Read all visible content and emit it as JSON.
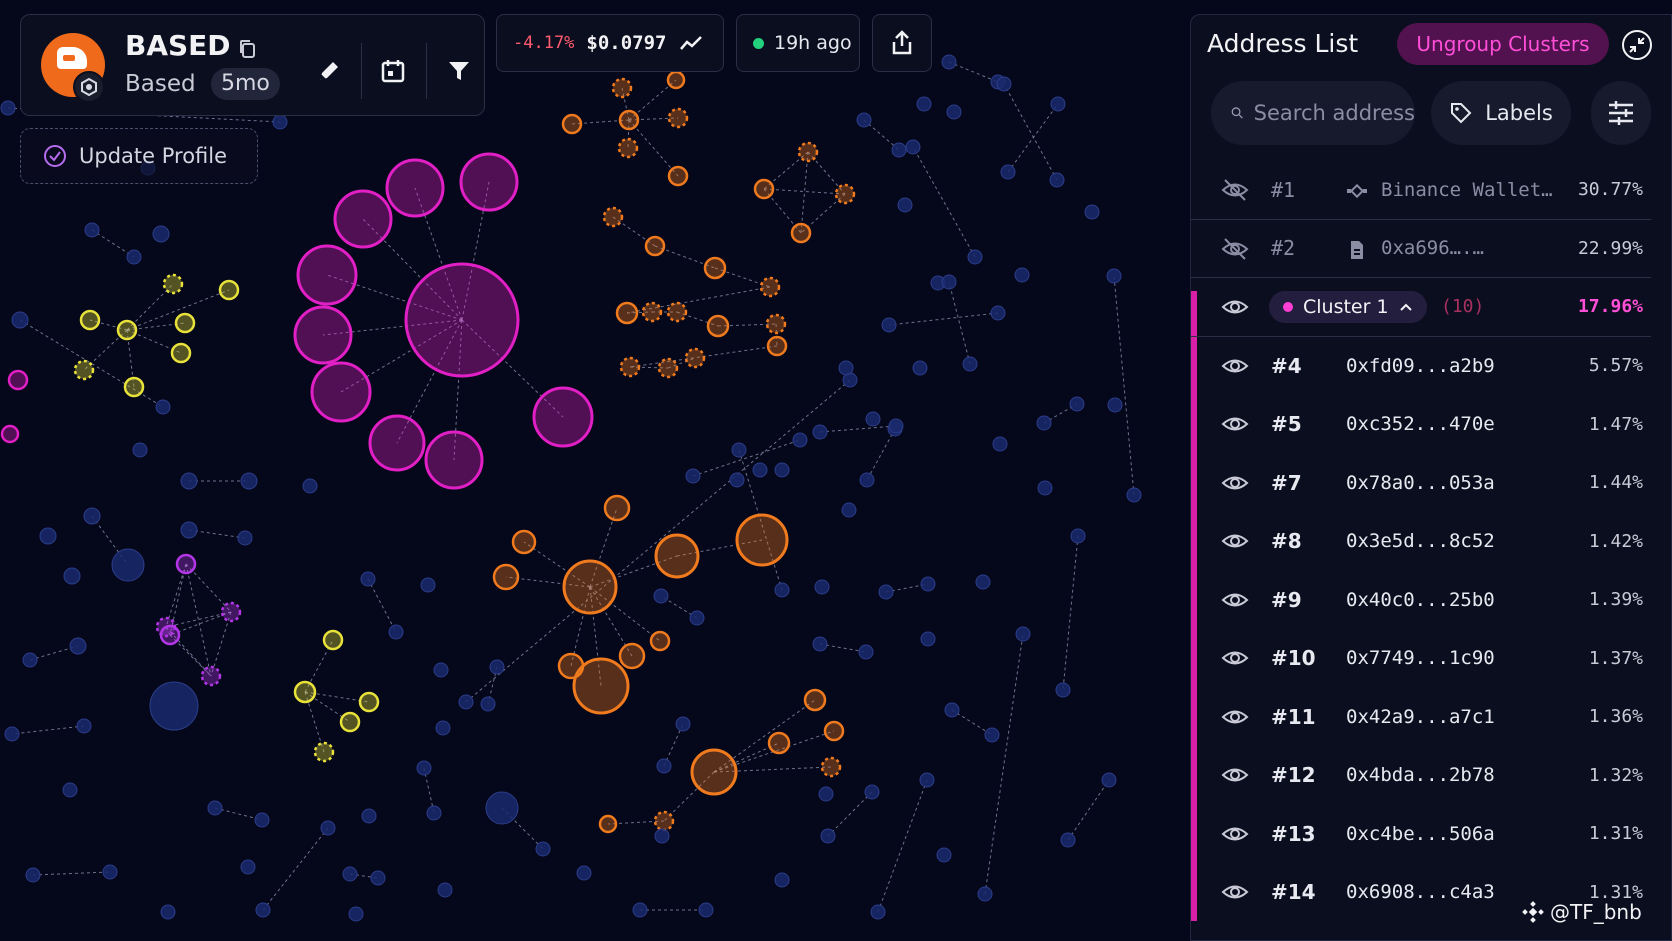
{
  "header": {
    "token_name": "BASED",
    "token_subtitle": "Based",
    "age": "5mo",
    "update_profile_label": "Update Profile"
  },
  "price": {
    "change": "-4.17%",
    "value": "$0.0797"
  },
  "status": {
    "updated": "19h ago"
  },
  "panel": {
    "title": "Address List",
    "ungroup_label": "Ungroup Clusters",
    "search_placeholder": "Search address",
    "labels_button": "Labels"
  },
  "rows_top": [
    {
      "rank": "#1",
      "address": "Binance Wallet…",
      "percent": "30.77%",
      "icon": "binance-icon"
    },
    {
      "rank": "#2",
      "address": "0xa696….…",
      "percent": "22.99%",
      "icon": "contract-icon"
    }
  ],
  "cluster": {
    "label": "Cluster 1",
    "count": "(10)",
    "percent": "17.96%",
    "color": "#ff3fd3"
  },
  "rows": [
    {
      "rank": "#4",
      "address": "0xfd09...a2b9",
      "percent": "5.57%"
    },
    {
      "rank": "#5",
      "address": "0xc352...470e",
      "percent": "1.47%"
    },
    {
      "rank": "#7",
      "address": "0x78a0...053a",
      "percent": "1.44%"
    },
    {
      "rank": "#8",
      "address": "0x3e5d...8c52",
      "percent": "1.42%"
    },
    {
      "rank": "#9",
      "address": "0x40c0...25b0",
      "percent": "1.39%"
    },
    {
      "rank": "#10",
      "address": "0x7749...1c90",
      "percent": "1.37%"
    },
    {
      "rank": "#11",
      "address": "0x42a9...a7c1",
      "percent": "1.36%"
    },
    {
      "rank": "#12",
      "address": "0x4bda...2b78",
      "percent": "1.32%"
    },
    {
      "rank": "#13",
      "address": "0xc4be...506a",
      "percent": "1.31%"
    },
    {
      "rank": "#14",
      "address": "0x6908...c4a3",
      "percent": "1.31%"
    }
  ],
  "watermark": "@TF_bnb",
  "colors": {
    "magenta": "#e01fc4",
    "orange": "#f07a1e",
    "yellow": "#e8e23a",
    "purple": "#b436e8",
    "node_blue": "#1a2a6e",
    "price_down": "#ff5a6e",
    "live": "#23d07b"
  }
}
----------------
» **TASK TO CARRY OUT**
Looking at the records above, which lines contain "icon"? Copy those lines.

» **WRITTEN ANSWER**
      "icon": "binance-icon"
      "icon": "contract-icon"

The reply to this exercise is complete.